See, geography has never been my strongest suit – if anything it’s my weakest. It’s no wonder then that I had no idea prior to my trip to San Juan, Puerto Rico that the country is an unincorporated territory of the United States – meaning that Puerto Ricans have common citizenship, currency and defense of that owned by Americans, thou they cannot vote in presidential election and don’t have to pay federal income tax. That being said, there is no need for a visa to enter should you have a U.S’ visa already. Hooray for easy access!
Puerto Rico (PR) enjoys year-round summer temperatures.For any Indonesians reading this, it’s similar to ours as it’s also a tropical country. Semarang’s weather reminds me so much of when I was in San Juan in fact. So, do make sure to pack a bathing suit and sunscreen because of the weather and because of the beautiful, clean beaches scattered all over the city. A much needed warm as I was coming from the winter storm in NYC.
One thing that you’ll – well I quickly noticed anyway – people are genuinely friendly and helpful. They are proud of their heritage that most people I met were excited to tell me stories of their country, where to go and what to eat – and they’d narrate it with lots of hand and facial gestures. Oh, and all of them speak English, but with different fluency.
You’ll also immediately see the race and ethnic groups variety. They’re culturally and racially mix because of their history. The Spanish forced the indigenous people into slavery, which caused almost the entire population to diminish, except for a few ones that escaped to remote mountains and ended up marrying poor Spanish farmers. Later on, as labor was needed for crops and build roads, the invader brought slaves from Africa (Sudan, Kongo, Senegal, Guinea, Sierra, Leona, and the Gold, Ivory, and Grain coasts), and followed by Chinese immigrants, then continued with the arrival of Italians, French, German, and even some Lebanese people. There was also a time around 1960 when thousand of Cubans fled to the island from Fidel Castro’s Communist state. 
San Juan’s architectural heritage is understandably Spanish as seen in Old San Juan where the buildings are located “in the narrow, winding cobblestone streets and the pastel-colored, tile-roofed buildings with ornate balconies and heavy wooden doors that open onto inner courtyards in the style of Andalusia in southern Spain.” 

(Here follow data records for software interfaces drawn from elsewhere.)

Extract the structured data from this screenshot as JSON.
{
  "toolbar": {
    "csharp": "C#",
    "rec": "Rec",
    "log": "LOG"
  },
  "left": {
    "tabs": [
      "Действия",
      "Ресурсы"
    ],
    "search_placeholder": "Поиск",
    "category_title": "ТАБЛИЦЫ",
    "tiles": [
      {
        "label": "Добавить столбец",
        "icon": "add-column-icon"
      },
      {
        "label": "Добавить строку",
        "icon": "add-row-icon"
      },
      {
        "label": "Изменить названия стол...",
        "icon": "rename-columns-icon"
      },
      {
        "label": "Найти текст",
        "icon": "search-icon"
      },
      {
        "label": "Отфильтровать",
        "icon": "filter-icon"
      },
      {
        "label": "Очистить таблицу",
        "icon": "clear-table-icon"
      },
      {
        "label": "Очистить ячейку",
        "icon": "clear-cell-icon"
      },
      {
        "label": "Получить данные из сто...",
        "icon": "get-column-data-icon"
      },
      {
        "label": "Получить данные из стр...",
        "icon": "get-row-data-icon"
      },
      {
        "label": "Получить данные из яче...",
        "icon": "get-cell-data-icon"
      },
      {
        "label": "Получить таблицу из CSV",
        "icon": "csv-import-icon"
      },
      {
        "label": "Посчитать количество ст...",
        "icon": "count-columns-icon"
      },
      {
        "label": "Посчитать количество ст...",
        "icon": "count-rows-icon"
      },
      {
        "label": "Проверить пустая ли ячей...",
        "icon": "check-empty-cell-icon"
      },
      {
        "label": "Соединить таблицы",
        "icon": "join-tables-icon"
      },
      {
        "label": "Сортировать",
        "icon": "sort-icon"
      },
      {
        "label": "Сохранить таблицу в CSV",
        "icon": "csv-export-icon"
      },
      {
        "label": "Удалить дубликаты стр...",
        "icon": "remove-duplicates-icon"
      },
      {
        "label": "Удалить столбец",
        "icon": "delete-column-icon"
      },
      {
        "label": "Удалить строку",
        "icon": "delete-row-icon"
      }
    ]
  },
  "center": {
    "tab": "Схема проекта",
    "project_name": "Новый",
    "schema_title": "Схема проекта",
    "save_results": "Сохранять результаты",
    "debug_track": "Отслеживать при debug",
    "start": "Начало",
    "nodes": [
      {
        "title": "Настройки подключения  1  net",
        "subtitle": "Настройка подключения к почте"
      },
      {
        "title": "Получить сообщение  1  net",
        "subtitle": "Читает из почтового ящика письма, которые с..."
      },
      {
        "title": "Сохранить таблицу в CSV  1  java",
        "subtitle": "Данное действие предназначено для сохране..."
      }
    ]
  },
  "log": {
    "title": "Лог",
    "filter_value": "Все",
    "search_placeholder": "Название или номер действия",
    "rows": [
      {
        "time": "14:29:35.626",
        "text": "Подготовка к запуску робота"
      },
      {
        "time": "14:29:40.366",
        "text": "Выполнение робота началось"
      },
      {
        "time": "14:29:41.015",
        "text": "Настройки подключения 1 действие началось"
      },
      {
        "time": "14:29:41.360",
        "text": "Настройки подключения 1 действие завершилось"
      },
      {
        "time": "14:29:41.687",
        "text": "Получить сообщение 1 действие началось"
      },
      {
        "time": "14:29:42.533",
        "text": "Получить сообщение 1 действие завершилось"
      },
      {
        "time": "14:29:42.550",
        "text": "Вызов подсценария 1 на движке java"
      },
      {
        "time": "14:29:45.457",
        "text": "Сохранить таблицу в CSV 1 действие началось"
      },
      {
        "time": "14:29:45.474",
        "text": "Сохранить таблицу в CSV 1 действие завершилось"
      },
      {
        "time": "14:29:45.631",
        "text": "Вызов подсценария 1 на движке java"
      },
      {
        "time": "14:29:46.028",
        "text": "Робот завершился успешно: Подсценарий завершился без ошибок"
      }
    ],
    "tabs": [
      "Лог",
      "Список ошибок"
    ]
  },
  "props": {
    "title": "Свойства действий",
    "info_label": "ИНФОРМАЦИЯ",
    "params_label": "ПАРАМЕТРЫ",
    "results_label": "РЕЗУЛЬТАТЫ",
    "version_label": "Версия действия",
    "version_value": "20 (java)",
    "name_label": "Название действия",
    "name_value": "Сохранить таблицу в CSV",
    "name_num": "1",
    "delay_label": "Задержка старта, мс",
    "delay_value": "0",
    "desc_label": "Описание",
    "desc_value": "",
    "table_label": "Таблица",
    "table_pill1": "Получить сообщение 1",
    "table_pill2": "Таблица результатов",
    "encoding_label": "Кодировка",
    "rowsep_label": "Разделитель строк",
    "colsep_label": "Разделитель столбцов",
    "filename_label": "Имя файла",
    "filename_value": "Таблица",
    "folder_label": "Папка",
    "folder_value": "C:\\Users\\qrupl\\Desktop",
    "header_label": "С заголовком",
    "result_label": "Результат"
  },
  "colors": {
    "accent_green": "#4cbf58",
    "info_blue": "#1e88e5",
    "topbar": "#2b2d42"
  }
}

 Site, A. (2017). Puerto Rico’s Culture: Architecture. [online] Topuertorico.org. Available at: http://www.topuertorico.org/culture/architec.shtml [Accessed 10 Jul. 2017].